Data for processing below:
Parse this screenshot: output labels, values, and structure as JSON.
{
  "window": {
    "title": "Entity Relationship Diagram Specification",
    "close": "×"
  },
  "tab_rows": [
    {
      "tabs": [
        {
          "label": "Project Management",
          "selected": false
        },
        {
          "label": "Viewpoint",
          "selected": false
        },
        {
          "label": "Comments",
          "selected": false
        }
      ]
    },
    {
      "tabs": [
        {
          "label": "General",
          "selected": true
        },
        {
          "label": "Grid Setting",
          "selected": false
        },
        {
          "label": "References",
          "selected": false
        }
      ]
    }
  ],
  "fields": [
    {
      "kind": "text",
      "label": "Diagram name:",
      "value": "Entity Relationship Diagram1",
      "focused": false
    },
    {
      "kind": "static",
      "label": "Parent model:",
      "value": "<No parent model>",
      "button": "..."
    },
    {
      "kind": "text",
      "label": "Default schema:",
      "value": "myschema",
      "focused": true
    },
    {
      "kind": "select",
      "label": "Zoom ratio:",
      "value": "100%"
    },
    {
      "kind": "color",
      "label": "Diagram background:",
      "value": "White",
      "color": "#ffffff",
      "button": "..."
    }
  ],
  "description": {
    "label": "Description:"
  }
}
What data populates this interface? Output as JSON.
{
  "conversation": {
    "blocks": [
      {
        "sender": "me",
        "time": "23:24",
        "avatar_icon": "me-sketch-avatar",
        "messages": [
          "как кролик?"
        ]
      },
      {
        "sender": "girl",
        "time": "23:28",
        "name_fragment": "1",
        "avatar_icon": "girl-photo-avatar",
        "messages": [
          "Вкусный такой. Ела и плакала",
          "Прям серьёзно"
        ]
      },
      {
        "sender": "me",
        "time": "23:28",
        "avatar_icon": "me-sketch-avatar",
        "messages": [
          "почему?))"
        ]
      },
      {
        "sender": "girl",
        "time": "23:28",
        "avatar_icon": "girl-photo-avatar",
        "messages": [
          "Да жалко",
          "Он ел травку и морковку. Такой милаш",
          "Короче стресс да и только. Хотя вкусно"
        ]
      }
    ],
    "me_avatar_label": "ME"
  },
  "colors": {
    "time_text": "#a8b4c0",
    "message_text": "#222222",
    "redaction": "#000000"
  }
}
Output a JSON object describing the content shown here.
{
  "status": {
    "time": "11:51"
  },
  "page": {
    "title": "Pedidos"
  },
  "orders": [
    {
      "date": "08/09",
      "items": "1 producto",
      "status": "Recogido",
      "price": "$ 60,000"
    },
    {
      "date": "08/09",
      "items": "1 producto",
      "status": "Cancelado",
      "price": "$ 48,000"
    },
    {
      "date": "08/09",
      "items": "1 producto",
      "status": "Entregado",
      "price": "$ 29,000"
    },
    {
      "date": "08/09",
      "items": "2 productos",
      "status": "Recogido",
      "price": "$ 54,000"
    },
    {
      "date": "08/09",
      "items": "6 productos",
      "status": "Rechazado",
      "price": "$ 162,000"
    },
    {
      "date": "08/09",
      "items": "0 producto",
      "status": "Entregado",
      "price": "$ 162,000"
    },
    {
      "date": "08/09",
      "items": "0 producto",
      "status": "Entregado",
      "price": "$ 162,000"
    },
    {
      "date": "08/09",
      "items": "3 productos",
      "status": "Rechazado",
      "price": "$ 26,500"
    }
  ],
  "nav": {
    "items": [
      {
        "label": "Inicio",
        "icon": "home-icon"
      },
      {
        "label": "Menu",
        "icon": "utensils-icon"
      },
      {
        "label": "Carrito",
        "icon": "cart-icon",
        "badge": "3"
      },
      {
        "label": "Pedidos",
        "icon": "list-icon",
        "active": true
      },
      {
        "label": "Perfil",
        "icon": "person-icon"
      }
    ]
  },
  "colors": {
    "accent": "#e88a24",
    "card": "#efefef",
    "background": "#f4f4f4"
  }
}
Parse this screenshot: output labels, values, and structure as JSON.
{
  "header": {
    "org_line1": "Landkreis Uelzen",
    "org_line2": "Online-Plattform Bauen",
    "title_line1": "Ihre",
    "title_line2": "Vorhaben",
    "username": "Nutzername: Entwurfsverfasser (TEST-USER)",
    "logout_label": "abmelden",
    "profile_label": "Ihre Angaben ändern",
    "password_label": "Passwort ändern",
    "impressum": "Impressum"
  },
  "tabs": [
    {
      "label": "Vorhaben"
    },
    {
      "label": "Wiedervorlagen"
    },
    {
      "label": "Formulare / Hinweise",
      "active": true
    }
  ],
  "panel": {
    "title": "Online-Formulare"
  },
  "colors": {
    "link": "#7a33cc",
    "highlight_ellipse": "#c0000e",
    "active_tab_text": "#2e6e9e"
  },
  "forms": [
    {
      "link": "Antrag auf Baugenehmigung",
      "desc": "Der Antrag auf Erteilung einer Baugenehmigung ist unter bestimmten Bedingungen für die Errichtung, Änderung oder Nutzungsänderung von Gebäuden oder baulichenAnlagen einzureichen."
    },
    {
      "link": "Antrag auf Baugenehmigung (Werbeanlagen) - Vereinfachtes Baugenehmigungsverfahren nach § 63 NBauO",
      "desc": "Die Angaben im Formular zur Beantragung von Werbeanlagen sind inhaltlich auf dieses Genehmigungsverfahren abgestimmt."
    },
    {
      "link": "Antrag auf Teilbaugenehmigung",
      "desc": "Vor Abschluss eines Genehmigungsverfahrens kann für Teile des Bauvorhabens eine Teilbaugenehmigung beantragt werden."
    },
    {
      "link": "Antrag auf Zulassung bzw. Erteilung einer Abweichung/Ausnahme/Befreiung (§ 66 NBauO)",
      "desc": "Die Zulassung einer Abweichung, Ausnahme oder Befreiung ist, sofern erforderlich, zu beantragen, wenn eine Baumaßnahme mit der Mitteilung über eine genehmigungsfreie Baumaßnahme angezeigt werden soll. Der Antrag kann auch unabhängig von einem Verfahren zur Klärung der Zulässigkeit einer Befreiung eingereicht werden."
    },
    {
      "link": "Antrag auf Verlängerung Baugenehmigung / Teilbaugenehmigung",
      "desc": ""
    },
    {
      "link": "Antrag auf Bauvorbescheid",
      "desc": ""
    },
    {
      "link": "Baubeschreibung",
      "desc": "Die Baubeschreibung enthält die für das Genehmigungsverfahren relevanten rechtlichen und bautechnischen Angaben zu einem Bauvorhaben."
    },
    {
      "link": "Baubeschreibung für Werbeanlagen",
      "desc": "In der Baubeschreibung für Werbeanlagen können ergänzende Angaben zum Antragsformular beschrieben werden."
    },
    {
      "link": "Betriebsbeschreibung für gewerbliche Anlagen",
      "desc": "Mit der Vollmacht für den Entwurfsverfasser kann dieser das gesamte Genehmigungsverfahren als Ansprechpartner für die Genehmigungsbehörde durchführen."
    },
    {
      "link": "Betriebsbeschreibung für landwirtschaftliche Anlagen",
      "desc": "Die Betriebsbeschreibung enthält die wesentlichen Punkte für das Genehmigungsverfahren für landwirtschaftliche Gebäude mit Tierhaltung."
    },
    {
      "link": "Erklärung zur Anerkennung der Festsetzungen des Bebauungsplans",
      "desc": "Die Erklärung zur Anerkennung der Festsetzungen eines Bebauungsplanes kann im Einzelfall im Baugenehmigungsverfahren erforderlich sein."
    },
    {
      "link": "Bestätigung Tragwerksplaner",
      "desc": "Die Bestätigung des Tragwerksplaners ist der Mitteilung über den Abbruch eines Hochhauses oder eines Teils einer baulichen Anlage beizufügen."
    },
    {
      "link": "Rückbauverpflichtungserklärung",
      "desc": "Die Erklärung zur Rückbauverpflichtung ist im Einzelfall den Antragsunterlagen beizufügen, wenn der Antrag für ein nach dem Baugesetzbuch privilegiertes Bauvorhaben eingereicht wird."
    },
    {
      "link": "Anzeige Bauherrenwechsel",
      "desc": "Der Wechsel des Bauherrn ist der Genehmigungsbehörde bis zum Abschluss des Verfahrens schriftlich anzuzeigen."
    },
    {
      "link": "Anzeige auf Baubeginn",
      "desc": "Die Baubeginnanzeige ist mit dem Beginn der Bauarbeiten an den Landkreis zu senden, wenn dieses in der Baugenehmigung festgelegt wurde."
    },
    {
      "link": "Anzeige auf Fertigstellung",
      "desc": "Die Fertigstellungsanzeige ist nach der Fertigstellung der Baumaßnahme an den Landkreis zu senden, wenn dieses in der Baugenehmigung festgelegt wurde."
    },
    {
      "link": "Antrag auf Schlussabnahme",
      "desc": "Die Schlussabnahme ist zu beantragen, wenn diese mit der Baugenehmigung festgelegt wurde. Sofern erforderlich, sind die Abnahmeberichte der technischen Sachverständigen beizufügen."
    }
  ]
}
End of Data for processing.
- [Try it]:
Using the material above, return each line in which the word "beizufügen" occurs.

- [Reply to the exercise]:
      "desc": "Die Bestätigung des Tragwerksplaners ist der Mitteilung über den Abbruch eines Hochhauses oder eines Teils einer baulichen Anlage beizufügen."
      "desc": "Die Erklärung zur Rückbauverpflichtung ist im Einzelfall den Antragsunterlagen beizufügen, wenn der Antrag für ein nach dem Baugesetzbuch privilegiertes Bauvorhaben eingereicht wird."
      "desc": "Die Schlussabnahme ist zu beantragen, wenn diese mit der Baugenehmigung festgelegt wurde. Sofern erforderlich, sind die Abnahmeberichte der technischen Sachverständigen beizufügen."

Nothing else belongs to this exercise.